When I was a teenager, I had very little awareness of art and design. I think my main ambition was probably to be a bureaucrat in the EU! I chose to study languages for my BA (Russian with Czech at Sheffield) because I didn’t want to give up history, or literature, and I didn’t want to commit to a specialism. I think it’s good to keep things open and studying languages is a really great way to do that.
I started thinking about Russian visual culture almost by chance. In my second year at university I spent the summer working in the Russian department at Sotheby’s. This was at the height of the 1990s Russian art boom, and I was a scruffy student from Sheffield, coming to a completely different world. That summer my eyes were opened to the importance of visual culture. At Sotheby’s I was working with painting, but I soon realised that it was the silverware, and the Fabergé, that was much more interesting to me: they seemed to have a social relevance that could be unpicked.
The following year I went abroad to St Petersburg. That trip also opened my eyes to Russian visual culture. I’d always been interested in the histories of socialism and communism, but after that trip I started looking for histories of Soviet design, and found that there weren’t that many. My supervisor at Sheffield suggested I look into the V&A/RCA History of Design programme. I think, perhaps unlike some of the other students, I came to the course with quite a specific set of questions: I knew I really wanted to study Soviet design.
The first essay that we were set was designed to get us to look very closely at a single object: we had to choose something from the V&A’s pre-1830s collection and write 9,000 words on it. I chose an educational children’s board game based on the Grand Tour, designed to teach young children about geography. For my next essay I was able to go back into Russian studies: I wrote about porcelain produced in 1920s Russia.

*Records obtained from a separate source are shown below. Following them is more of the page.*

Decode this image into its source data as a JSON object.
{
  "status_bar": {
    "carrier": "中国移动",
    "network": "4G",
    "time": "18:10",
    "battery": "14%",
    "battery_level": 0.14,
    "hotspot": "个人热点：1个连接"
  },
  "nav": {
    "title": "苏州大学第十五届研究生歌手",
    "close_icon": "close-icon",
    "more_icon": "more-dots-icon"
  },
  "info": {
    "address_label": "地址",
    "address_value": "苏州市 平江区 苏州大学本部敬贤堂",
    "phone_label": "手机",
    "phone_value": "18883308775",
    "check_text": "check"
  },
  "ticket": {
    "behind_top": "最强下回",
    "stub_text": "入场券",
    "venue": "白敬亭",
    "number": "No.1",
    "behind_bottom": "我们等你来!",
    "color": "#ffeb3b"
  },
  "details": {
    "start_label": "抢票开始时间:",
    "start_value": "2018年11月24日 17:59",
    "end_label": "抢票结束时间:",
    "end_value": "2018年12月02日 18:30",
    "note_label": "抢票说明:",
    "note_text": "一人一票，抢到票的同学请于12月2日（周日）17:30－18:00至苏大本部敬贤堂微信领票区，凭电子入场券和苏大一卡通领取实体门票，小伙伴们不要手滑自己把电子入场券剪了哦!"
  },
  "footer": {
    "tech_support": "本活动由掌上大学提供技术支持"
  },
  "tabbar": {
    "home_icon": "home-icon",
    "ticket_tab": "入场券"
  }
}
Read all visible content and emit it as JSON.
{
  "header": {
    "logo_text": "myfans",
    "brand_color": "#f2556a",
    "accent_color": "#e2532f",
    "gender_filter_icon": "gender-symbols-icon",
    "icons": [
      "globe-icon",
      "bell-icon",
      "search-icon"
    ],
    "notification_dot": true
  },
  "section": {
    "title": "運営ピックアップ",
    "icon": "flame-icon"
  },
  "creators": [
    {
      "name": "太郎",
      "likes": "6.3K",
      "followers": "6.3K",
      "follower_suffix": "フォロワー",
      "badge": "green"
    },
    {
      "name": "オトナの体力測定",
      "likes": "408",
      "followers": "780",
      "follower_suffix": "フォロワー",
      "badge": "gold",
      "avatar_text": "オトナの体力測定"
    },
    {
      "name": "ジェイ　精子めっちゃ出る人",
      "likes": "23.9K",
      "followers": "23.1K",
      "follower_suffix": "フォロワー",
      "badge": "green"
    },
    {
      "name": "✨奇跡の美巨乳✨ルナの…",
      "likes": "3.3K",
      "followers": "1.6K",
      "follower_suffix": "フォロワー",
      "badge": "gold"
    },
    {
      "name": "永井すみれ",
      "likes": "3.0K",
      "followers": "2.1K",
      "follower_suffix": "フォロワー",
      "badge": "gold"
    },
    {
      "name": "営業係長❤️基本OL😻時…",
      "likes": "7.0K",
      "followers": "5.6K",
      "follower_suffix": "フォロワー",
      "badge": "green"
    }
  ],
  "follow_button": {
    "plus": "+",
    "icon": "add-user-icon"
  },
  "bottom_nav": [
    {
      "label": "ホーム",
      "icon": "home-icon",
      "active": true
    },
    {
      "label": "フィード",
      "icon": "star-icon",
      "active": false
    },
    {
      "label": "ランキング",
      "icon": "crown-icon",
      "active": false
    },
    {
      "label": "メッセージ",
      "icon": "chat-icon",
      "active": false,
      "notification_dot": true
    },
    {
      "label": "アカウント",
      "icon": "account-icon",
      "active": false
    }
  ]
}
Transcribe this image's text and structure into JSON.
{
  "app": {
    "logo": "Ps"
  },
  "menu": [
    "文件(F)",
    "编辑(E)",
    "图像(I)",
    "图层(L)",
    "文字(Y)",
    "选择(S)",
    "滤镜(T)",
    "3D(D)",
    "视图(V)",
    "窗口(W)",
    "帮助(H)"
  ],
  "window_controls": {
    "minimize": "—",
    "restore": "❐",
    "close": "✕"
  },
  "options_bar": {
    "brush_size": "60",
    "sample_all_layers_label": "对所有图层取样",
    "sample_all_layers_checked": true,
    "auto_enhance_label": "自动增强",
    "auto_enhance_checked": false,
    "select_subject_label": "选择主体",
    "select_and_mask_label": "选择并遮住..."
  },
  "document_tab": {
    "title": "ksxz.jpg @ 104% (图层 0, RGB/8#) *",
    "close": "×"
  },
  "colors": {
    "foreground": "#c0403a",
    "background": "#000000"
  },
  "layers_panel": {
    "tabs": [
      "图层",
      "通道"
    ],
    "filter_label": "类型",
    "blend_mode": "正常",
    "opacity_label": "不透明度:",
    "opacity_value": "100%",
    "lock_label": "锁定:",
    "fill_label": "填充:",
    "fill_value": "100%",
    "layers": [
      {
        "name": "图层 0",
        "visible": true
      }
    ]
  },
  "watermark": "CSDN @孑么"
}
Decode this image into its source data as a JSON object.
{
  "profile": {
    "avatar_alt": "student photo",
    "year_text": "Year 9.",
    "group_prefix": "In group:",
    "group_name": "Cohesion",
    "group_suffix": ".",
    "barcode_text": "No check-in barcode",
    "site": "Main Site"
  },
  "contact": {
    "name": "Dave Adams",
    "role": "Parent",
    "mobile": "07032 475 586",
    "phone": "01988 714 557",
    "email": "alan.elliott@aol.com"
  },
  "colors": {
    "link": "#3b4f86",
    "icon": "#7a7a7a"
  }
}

My second-year dissertation was on the revival of the industrial design profession in the Soviet Union in the 1960s. I focussed on the newly established All-Union Scientific Research Institute for Technical Aesthetics (VNIITE). Thanks to an award from The Montjoie Fund I was able to spend three months in Russia interviewing designers and carrying out archival research. I’m now doing a PhD in Sheffield. My doctoral thesis is on a design studio at Senzeh Lake, established in 1964 as a space for the development of design as an artistic, as opposed to scientific, discipline: this is a topic that sprang from my MA research.
My basic understanding of the notion of ‘critical design’, as well as the way that I work with objects, definitely came from that first year of the degree. All of those orientating frameworks that I was first introduced to there have been very important for my future work. As well as my PhD, I now also teach on the Critical and Historical Studies programme at the RCA, and make good use of the skills I acquired on my MA when supervising these students.
"The way that I work with objects definitely came from that first year of the degree. All of those orientating frameworks that I was first introduced to there have been very important for my future work."